The dove shoot offered practical learning to boomer Ansel Head and respite from the tedious theory presented at the Birmingham University School.
Doves feed in recently harvested grain fields in the early afternoon. Before the action starts, hunters spread out being careful to stay far enough apart so that an errant blast with bird shot would do no harm to others. The number of hunters depends upon the size of the field. Hosts supervise the deployment and since Head’s grandfather owned the land, attracted and fattened the doves on wheat, and issued the coveted invitations, his father and grandfather were in charge.
Thirty or so hunters gathered for lunch at the camp house near Eutaw for barbecue sandwiches and tea. No beer and whiskey were allowed; violating this rule meant immediate expulsion with no return possible.
Around 1:00, the hunters donned their camouflage gear, un-sheathed their guns, and headed for the field. Head’s father was an experienced general with a keen eye for where the action would take place, but protocol dictated that the host not claim the prime spot for himself. Instead he posted his best friend, Dr. Arthur, at the dove’s rendezvous point into the field, then thirty or forty yards down field he stationed the only boy in the crowd, his son, and then another thirty or forty yards in himself. The other hunters were positioned a good deal away from this line for safety reasons or so they were told. Etiquette had been satisfied and in any case the guests, being merely privates in the Hill-Head army, did what they were told.
Dr. Arthur was a terrible shot. Like other well educated people, he believed more schooling was the cure. One teacher taught him to shoot a BB through the center of a metal washer thrown into the air; he got very good at this but still couldn’t hit a bird.
It wasn’t long before the doves began to marshal on the horizon. Then coming in low and fast in flights from two to twenty, they headed straight for the rendezvous point.
“Behind you, Arthur”, yelled Head’s father. Dr. Arthur’s twelve gauge Browning automatic loaded with super X eights spit fire: Boom, boom, boom in rapid succession blanketing the air with hot lead, but no dove fell. Ansel Head’s double barrel twenty gauge was next in the flight path, but it inflicted minimal carnage. By now the feathered foes were at full throttle, taking evasive maneuvers with rapid and random changes in heading and altitude but to no avail. The father’s sixteen gauge double barrel was always good for one, usually two, and if flight paths crossed too close together, three.
This drama continued, with the outcome never in question, until an hour or so before dusk when surviving doves, those that were the fleetest and bravest, surrendered the field and retired to their roosts exhausted and hungry. But no so the hunters. Back at the camp house, Margaret had prepared a great Southern feast.
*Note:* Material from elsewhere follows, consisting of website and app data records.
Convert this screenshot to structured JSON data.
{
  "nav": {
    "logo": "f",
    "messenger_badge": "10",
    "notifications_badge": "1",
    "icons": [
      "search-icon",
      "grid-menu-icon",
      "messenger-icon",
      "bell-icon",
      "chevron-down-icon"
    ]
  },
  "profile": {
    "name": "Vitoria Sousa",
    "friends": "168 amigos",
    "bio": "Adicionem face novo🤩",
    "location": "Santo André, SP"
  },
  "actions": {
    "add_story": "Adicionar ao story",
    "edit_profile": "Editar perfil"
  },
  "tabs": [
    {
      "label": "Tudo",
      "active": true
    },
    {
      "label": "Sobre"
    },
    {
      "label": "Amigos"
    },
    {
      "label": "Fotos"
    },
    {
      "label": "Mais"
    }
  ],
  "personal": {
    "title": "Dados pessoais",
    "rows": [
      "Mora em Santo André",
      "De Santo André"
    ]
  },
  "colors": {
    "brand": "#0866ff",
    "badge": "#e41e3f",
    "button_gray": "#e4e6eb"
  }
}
While Lewis Amison (Head’s possum hunting teacher) and his friends picked, gutted, and divided the days kill into equal shares, the huntsmen enjoyed steak, fried chicken, potato salad, fresh vegetables, corn bread, biscuits, and rice pudding. Again, no beer or whiskey was allowed even though the guns were safely stored in their scabots.